. Since the emergenceof the international law from the Treaty of Westphalia in 1648, sovereignty is definedas the modern state’s sole control and ultimate authority over decision-makingwithin its territory.
The S.S.Lotus Casedecided by the Permanent Court of International Justice in 1927 invented theLotus Principle, which broadened the latitude of state’s sovereignty, andreinforced this principle as foundations of the international law. In August1926, the French steamer Lotus and Turkish steamer Boz-Kourt collided on thehigh sea, causing the destruction of Boz-Kourt and the death of eight Turkish citizens.Turkey pursued criminal prosecutions based on Turkish law against M. Demons, a Frenchcitizen.
The questions presented were: whether Turkey possessed jurisdictionover Demons, and what pecuniary reparation should be paid to Demons under the internationallaw if Turkey had no jurisdiction in the first place. The court ruled thatTurkey did not violate the international law and obtained jurisdiction on the criminalprosecution against Demons based on three sovereignty-emphasized arguments. First,the nature of international law to regulate relations of states is to respectthe sovereign will of states without “presumed restrictions” (para.
44). Thecourt relied on the external independence component from the principle of sovereigntyand emphasized Turkey’s external independence from France.
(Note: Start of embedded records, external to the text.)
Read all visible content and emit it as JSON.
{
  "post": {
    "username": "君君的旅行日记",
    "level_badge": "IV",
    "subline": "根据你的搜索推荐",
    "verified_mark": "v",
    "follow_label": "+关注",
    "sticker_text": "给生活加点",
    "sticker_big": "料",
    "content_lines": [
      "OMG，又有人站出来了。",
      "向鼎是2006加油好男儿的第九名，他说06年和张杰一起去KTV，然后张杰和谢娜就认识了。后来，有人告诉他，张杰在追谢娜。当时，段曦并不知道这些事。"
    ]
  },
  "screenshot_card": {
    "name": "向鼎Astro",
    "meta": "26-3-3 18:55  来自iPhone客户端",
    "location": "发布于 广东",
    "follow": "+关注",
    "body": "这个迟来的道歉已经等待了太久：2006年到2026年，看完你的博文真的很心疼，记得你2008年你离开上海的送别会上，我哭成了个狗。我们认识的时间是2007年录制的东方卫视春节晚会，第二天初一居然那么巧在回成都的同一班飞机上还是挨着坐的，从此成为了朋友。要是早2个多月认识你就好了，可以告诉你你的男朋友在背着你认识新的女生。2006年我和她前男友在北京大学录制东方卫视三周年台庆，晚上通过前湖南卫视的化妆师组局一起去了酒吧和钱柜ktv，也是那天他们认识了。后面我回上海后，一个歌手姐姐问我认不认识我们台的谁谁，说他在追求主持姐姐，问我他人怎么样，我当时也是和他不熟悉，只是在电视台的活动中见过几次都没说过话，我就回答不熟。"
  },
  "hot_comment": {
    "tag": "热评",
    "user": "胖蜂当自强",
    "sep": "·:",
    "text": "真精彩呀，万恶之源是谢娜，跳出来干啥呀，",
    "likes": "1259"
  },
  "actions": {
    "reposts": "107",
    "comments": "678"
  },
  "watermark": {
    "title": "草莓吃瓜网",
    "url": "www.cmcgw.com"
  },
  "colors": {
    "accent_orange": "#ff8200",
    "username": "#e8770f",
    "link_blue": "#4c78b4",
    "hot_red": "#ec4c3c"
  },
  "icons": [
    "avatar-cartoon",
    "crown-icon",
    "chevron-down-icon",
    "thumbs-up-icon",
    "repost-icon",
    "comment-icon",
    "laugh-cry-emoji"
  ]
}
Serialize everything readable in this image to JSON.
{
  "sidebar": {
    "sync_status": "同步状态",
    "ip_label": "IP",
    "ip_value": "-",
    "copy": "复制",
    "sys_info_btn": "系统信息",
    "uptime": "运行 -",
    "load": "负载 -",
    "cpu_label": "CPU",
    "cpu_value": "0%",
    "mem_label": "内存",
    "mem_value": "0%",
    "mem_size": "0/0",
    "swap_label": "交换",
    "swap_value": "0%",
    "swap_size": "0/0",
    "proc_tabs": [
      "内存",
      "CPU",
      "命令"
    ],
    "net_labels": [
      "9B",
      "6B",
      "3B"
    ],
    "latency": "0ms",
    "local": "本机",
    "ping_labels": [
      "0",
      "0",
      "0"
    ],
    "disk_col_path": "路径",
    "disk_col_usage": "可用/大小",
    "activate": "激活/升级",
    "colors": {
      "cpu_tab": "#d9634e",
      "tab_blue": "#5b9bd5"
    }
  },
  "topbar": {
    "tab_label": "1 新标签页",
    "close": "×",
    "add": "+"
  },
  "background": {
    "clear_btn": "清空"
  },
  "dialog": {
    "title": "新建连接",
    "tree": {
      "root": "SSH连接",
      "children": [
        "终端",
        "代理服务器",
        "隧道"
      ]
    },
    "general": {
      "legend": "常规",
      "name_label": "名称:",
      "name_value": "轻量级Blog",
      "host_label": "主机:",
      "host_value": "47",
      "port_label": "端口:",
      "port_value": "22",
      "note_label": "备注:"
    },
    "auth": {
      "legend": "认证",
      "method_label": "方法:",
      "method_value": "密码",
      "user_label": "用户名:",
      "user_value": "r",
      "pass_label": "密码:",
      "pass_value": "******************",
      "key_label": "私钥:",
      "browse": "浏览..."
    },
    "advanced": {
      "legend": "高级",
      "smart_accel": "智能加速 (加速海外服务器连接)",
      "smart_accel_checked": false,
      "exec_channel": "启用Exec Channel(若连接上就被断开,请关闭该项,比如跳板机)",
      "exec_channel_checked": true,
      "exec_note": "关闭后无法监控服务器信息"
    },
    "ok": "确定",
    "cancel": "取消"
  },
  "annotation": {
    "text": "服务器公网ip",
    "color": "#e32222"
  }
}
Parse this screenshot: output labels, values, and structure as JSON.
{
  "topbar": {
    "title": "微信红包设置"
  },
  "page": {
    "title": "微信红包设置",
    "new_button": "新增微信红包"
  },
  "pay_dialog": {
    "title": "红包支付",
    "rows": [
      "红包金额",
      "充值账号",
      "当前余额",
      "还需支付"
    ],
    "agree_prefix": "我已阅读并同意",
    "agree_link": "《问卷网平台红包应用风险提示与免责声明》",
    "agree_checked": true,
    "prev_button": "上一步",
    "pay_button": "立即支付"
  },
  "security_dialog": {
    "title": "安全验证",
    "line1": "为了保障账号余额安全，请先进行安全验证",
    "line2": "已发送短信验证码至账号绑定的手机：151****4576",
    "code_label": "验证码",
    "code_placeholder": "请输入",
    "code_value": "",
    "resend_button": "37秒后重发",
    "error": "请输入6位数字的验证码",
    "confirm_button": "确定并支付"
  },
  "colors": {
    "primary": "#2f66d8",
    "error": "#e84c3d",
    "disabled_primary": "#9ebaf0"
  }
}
While internationallaw prohibits the exertion of state power outside of its territory, the court thenargued that the exclusive internal jurisdiction was guaranteed by sovereignty regardlessof the absence of “permissive rule of international law” (para.
45-46). The lastargument reflected that sovereignty implies no higher authority over the state.Additionally, the Lotus Principle highlighted that unless the state’s practice contravenesthe explicit prohibition of international law, it is titled to exercise its jurisdictionwithin its sovereignty (para. 47). Overall, this case clarified the scope andconstraints on state’s sovereignty, and further reinforced and advanced theprinciple of sovereignty as the cornerstone for international legal systems.